What the task asks: The answer is the number of lines in the data that contain the word "likes"; give it alone.

Dataset rows for apps and sites

BEGIN

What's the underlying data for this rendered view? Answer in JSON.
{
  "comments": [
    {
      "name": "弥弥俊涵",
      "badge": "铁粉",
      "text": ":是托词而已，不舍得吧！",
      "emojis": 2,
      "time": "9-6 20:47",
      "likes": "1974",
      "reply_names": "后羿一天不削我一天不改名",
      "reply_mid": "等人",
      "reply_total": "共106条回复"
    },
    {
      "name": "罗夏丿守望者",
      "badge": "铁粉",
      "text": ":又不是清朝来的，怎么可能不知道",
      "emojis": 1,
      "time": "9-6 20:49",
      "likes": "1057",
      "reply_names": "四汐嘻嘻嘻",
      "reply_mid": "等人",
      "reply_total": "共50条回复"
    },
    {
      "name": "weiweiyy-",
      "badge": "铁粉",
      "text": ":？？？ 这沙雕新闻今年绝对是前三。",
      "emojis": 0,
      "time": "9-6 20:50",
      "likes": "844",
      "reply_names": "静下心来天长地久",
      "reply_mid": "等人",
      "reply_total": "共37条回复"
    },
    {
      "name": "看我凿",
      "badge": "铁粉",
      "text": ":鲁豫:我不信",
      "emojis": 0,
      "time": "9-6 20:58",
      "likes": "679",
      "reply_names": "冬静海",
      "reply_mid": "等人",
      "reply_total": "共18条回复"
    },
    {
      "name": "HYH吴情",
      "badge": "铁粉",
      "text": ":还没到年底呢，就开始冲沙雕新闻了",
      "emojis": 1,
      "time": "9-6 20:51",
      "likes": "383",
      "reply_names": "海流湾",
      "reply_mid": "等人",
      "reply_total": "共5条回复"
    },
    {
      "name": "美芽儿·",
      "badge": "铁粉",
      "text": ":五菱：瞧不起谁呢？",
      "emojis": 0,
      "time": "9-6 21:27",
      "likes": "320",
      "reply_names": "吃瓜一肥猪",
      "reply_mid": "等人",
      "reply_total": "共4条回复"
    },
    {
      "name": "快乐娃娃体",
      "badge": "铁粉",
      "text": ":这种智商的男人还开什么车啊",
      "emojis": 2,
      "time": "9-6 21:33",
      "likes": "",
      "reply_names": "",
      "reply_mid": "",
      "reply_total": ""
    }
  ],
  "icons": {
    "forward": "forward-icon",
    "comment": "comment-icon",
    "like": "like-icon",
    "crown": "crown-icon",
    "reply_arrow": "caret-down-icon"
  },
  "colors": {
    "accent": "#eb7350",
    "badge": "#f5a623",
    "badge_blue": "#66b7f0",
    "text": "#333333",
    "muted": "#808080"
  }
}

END

Answer to this problem: 7